It’s time for public managers to take a deeper dive into their technology systems, people, and capabilities as it relates to current threats and ever-growing deficiencies.
Growing ransomware attacks have brought to light many weaknesses in digital hygiene that have exposed deficiencies regarding system recovery let alone preventing the attack. Many cities and counties are performing well in meeting the growing challenges of security, modernization, innovation, and lending edge applications, however far too many are living with serious deficiencies.
Given the growing complexities of planning and maintaining technology as well as having the right staff, many local governments might be much better off outsourcing some or all of their IT operations.
We must delve deeper and actively assess what vulnerabilities lie within our systems, as well as looking more closely at staff competencies and expertise.
Just as important, one cannot ignore the fact that outsourcing to any degree does not absolve the jurisdiction’s responsibility regarding issues of compliance and security. Someone will still need to manage any contract in terms of performance and outcomes.
What follows then are 10 factors that require further exploration and action.
Retirement of senior staff. The large retirement boom is leaving many jurisdictions short of talented staff, institutional knowledge, and areas of needed expertise.
Staff turnover. Younger staff are generally not staying at one place for a lengthy period of time as did their predecessors.
Reduced incentives. Governments were traditionally known for their generous health and retirement benefits. But ever since the Great Recession of 2009, benefit packages have shrunken in all categories. This makes it even more difficult to recruit qualified staff, especially with technology professionals.
Inability to pay higher salaries. The private sector has traditionally recognized the need to pay competitive salaries based on supply and demand. Government has been stuck in time and in most instances adheres to rather inflexible pay scales that are more focused on treating everyone similarly as opposed to addressing the reality of market forces.
Lack of training resources. All too often technology staff find it difficult to attend conferences and seminars. While in some cases tech staff feel they are too busy and don’t have the time—more often than not they are told there is no or little money for training and travel to meetings.
Added to the list is the lack of certified CIOs where the need has never been greater. Any recognized professional certification program requires the obligation of recertification.
Career development indifference. It is not unusual for technology staff to be classified with non-transferable classifications such as “technician” 1, 2, etc. The issue here is not how staff are classified internally—it is having public titles that more closely reflect one’s real responsibilities.
Lack of realistic strategic planning. Approximately one-third of local government CIOs still report through a finance official and far fewer are routinely invited to sit at the head table when key plans, policies or decisions are being made. For technology to be fully optimized, the IT operations and infrastructure must be continuously reviewed and with senior staff tasked with seeking ways to align technology with that of the business needs of all departments and agencies.

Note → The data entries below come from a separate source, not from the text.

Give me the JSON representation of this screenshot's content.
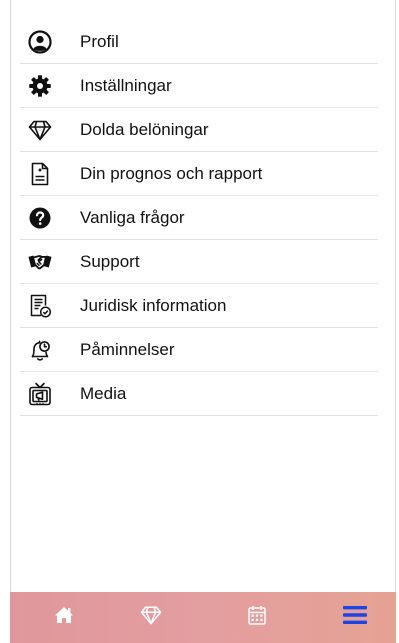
{
  "menu": {
    "items": [
      {
        "label": "Profil",
        "icon": "profile-icon"
      },
      {
        "label": "Inställningar",
        "icon": "gear-icon"
      },
      {
        "label": "Dolda belöningar",
        "icon": "diamond-icon"
      },
      {
        "label": "Din prognos och rapport",
        "icon": "document-icon"
      },
      {
        "label": "Vanliga frågor",
        "icon": "question-icon"
      },
      {
        "label": "Support",
        "icon": "handshake-icon"
      },
      {
        "label": "Juridisk information",
        "icon": "legal-document-icon"
      },
      {
        "label": "Påminnelser",
        "icon": "bell-icon"
      },
      {
        "label": "Media",
        "icon": "tv-icon"
      }
    ]
  },
  "bottom_nav": {
    "items": [
      {
        "icon": "home-icon",
        "active": false
      },
      {
        "icon": "diamond-icon",
        "active": false
      },
      {
        "icon": "calendar-icon",
        "active": false
      },
      {
        "icon": "hamburger-menu-icon",
        "active": true
      }
    ],
    "active_color": "#1a44e8",
    "inactive_color": "#ffffff"
  }
}
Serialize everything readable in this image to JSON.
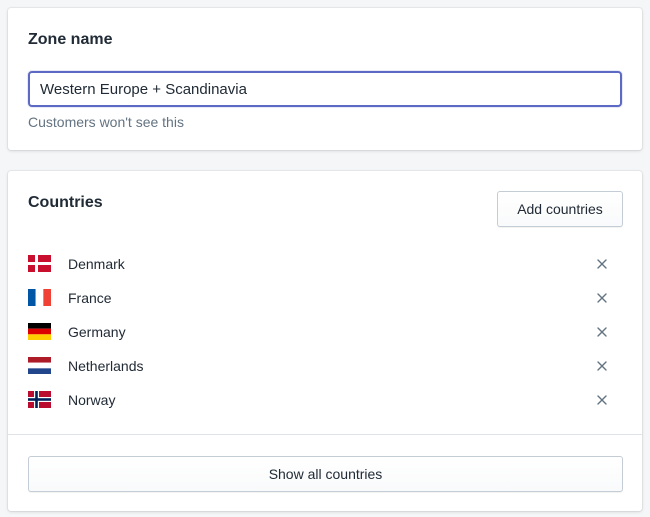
{
  "zone": {
    "title": "Zone name",
    "input_value": "Western Europe + Scandinavia",
    "help_text": "Customers won't see this"
  },
  "countries_section": {
    "title": "Countries",
    "add_button_label": "Add countries",
    "show_all_label": "Show all countries",
    "items": [
      {
        "name": "Denmark",
        "flag_icon": "denmark-flag-icon"
      },
      {
        "name": "France",
        "flag_icon": "france-flag-icon"
      },
      {
        "name": "Germany",
        "flag_icon": "germany-flag-icon"
      },
      {
        "name": "Netherlands",
        "flag_icon": "netherlands-flag-icon"
      },
      {
        "name": "Norway",
        "flag_icon": "norway-flag-icon"
      }
    ]
  },
  "colors": {
    "focus_border": "#5c6ac4",
    "text": "#212b36",
    "subdued_text": "#637381",
    "page_bg": "#f4f6f8",
    "remove_icon": "#637381"
  }
}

Aging infrastructure. Too many local governments are beginning to realize that deferred equipment upgrades turn out to be costlier in the long run. Those communities who experienced the most difficulty in pivoting were the ones with the oldest and least flexible infrastructure. Today more than ever, when a vendor declares a software or hardware system as no longer supported, one needs to understand the implications as well as the consequences.
Cyber security challenges. Even with local government, there are state and federally mandated compliance regulations. However, compliance alone cannot solve the ever-growing threats governments face. Reasons to not maintain upgrades most often are that it would be too expensive, or “we are too small” to have to worry about cyber beyond what we are currently doing. The expense to recover is far greater exponentially then the price to adequately staff, train and invest in the latest threat protection systems.
Failures in scope and scale. Perhaps the most pressing and overriding issue facing local governments when it comes to technology is scope, scale, and staff competencies. Technology can be expensive to operate and maintain and one must question whether it makes sense for every government entity to own its own systems and equipment. Among the alternatives are outsourcing; shared services among neighboring jurisdictions; or simply seeking managed cloud solutions.
In the end IT performance is critical to every aspect of government operations and service delivery. The outsourcing of IT, in whole or in part, is one such option that must be considered.
Summarized from Americancityandcounty.com